For young research institutions like Sunway, it is crucial to build relationships with industry players, to understand the market needs, and to think of ways to realise innovation outside of campus walls.

In 2019, for instance, we collaborated with a company who owned half a billion of data on health insurance claims. The resulting project provided game-changing insights that can improve the private healthcare system in Malaysia while optimising medical expenses.

Apart from facilitating university-industry collaboration, we also have initiatives for aspiring students to hone their innovation skills.

The “Make It Challenge” is our annual flagship hackathon for students of Sunway and our academic partner, Lancaster University. It is a collaborative platform that has a different theme each year, in accordance with the 17 United Nations’ Sustainable Development Goals, for students to develop and propose sustainable solutions for corporations.

In 2019, the theme of the challenge was software development. A group of students pitched a meeting room system that is powered by the internet of things, or IoT, to a company. However, the company wanted something completely different.

The students had to start from scratch but in working alongside the company, they developed a centralised zoo management system. This system is the first and most comprehensive zoo management system in the region.

Innovation is a discipline that requires persistence, going through the various cycles of finding the right problem to solve and creating (or co-creating) solutions that add value to existing ones. Innovation is not a romantic notion and eureka moments are almost never the norm.

Marissa Mayer, former Chief Executive Officer of Yahoo! once said, “When you need to innovate, you need to collaborate.” Great teams of people with a collective sense of purpose will drive sustained innovation. Tesla, for example, has been releasing its patents since 2014 to the general public as it is impossible to build more electric vehicles rapidly and on its own to overcome the carbon crisis.  

Our mantra at Sunway iLabs is “Inspire, Build, Launch” and we focus on commercialising research, or creating innovation, through collaboration rather than competition. Our goal is to foster entrepreneurship and stimulate market-driven research through university-industry collaborations.

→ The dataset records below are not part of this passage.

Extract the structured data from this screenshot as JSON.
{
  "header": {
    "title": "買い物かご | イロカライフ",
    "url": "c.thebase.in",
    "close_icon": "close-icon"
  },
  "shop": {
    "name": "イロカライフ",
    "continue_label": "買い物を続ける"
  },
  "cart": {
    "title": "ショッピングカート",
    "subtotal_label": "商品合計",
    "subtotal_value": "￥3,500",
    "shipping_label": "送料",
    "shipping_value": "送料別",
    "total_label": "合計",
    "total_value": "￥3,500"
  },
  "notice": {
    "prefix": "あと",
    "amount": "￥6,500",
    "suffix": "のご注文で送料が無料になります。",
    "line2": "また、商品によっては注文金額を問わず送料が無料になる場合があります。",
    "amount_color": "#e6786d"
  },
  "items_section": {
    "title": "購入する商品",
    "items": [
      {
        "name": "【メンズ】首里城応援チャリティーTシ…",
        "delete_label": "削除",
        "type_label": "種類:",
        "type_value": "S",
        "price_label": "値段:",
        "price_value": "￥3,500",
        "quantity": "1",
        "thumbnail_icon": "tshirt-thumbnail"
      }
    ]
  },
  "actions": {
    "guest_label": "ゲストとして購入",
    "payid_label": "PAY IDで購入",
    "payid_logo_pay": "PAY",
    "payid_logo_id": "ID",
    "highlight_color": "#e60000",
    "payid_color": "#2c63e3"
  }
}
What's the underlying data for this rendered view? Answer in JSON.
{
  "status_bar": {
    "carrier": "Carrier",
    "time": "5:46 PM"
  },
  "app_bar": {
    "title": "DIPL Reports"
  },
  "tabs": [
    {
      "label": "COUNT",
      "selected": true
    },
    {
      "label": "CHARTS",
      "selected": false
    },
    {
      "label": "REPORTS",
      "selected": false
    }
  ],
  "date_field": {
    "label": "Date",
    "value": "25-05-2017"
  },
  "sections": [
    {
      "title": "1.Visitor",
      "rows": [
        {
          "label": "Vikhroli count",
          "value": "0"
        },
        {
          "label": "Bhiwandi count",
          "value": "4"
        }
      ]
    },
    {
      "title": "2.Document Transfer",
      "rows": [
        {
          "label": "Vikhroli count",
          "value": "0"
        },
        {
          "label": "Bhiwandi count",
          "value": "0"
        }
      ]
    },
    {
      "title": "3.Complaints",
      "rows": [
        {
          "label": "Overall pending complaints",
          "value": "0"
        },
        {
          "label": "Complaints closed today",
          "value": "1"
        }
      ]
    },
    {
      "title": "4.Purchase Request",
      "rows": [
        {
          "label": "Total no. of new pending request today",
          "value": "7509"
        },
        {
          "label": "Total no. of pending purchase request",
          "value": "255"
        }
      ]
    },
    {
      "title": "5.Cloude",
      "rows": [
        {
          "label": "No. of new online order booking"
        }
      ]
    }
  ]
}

*Published in Spotlight on Research (Volume 5) on 21st December 2020